The recent success is enabled through selecting from a small pool of talent; imagine the possible outcome when the League is in full swing!

This is the most direct and visible outcome of this new and refreshing programme. There would be many others, if we are not so hung up about winning and just grabbing medals which seem to be the preoccupation at times.

For starters, rarely any serious suggestion on raising the level of a national sport ever gets mentioned in a New Year speech at an academic institution.

Secondly, Liga Bola Sepak IPT gels well with several themes explored by the Higher Education Minister Datuk Seri Mohd Khaled Nordin.

One is "collegiality" in the journey towards excellence.

This includes sharing of experiences, expertise and also collaboration without denying that competition can be a healthy practice.

These are important ingredients to nurture through sports as well as work and study.

Moreover, some attitudes can only be learned through practise, and not in lecture halls and textbooks.

Most of them are so essential in today's world that champions diversity, teamwork, tolerance, ethics and professionalism.

This take us to another point raised by the Minister, namely acquisition of "soft skills".

Fortunately, this time around the element of ambiguity has been removed by the introduction of the Malaysian Soft Skills Scale (My3S).

It encompasses the instrument to "measure" the level of acquisition of the desired soft skills at tertiary level.

My3S allows students to do a self-test online for their own developmental use.

This is yet another positive effort in removing vagueness from the word "soft skills" and determining what is needed to work on them.

No doubt My3S can also leverage the potential of footballers!

Thirdly, is the question of "autonomy" that has now been given a new lease of life after the amendment to the Universities and University Colleges Act, 1971.

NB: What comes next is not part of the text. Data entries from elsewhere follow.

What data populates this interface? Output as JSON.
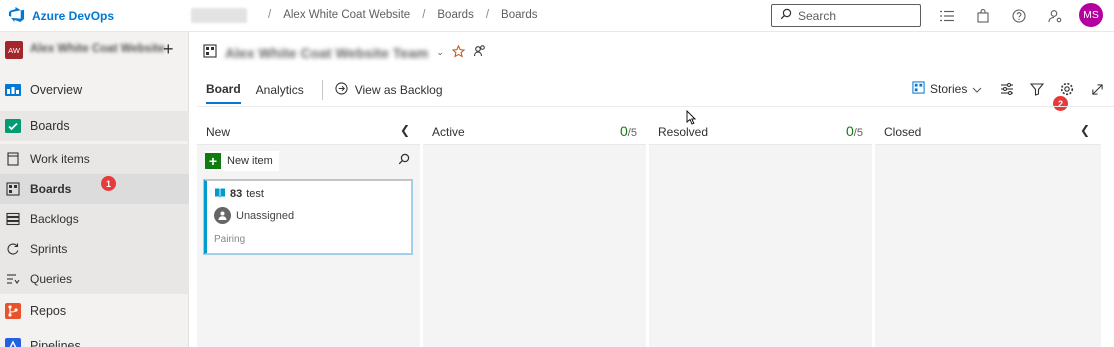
{
  "topbar": {
    "brand": "Azure DevOps",
    "breadcrumbs": [
      "Alex White Coat Website",
      "Boards",
      "Boards"
    ],
    "search_placeholder": "Search",
    "avatar_initials": "MS",
    "avatar_color": "#b4009e"
  },
  "project": {
    "badge": "AW",
    "name": "Alex White Coat Website",
    "badge_color": "#a4262c"
  },
  "nav": {
    "overview": "Overview",
    "boards": "Boards",
    "work_items": "Work items",
    "boards_sub": "Boards",
    "backlogs": "Backlogs",
    "sprints": "Sprints",
    "queries": "Queries",
    "repos": "Repos",
    "pipelines": "Pipelines"
  },
  "markers": {
    "first": "1",
    "second": "2"
  },
  "header": {
    "team_name": "Alex White Coat Website Team",
    "tabs": [
      "Board",
      "Analytics"
    ],
    "view_as_backlog": "View as Backlog",
    "backlog_level": "Stories"
  },
  "columns": [
    {
      "title": "New",
      "wip_current": "",
      "wip_limit": ""
    },
    {
      "title": "Active",
      "wip_current": "0",
      "wip_limit": "/5"
    },
    {
      "title": "Resolved",
      "wip_current": "0",
      "wip_limit": "/5"
    },
    {
      "title": "Closed",
      "wip_current": "",
      "wip_limit": ""
    }
  ],
  "new_item_label": "New item",
  "card": {
    "id": "83",
    "title": "test",
    "assignee": "Unassigned",
    "tag": "Pairing",
    "accent_color": "#009ccc"
  },
  "colors": {
    "accent": "#0078d4",
    "wip": "#107c10",
    "marker": "#e83a3a"
  }
}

Team sports such as football is a good case to illustrate the importance of autonomy if goals are to be scored.

It is not a coincidence that among the world's best team autonomy is practised to the fullest.

This is to enable tactics and strategies to be devised to meet the challenges of the situation. It also allows players to be even more flexible to make quick tactical changes as and when the situation demands.

One cannot expect a football team to score a goal, let alone win, if it is micro-managed or given more rules than necessary to get a good game going!

Another point is the flexibility to hire-and-fire the much needed talent through enhanced mobility.

Indeed, universities are increasingly being run along the lines of a football club (sad though it is) where talents are hired, retained and rewarded like soccer celebrities in order to meet specific vision and goals!

Perhaps this has been part of our problems for a long time where teams (and universities) are tied down and shackled by all sorts of rulings (some unwritten ones).

In other words, the level of independence and the required soft skills (including accountability) to make and sustain a good winning team are almost absent.

A cursory reading of why we won in Laos indicate that the "autonomy" present harnessed the creativity of the team.

In the same way, an injection of autonomy in higher education, generally, and universities, in particular, must come sooner!

Overall, the address is refreshing because it now opens up the spheres of higher education beyond what is conventionally understood as "excellence" in the Malaysian context.

Higher education is about creating well-rounded personalities that cut across intellectual boundaries.

And this is interestingly implied in the last line of pantun enam kerat recited at the end of the address: Alam terkembang jadikan guru (Let the wide world be our teacher).

There is no better way to summarise what higher education is all about!

* The writer is the Vice-Chancellor of Universiti Sains Malaysia. He can be contacted at vc@usm.my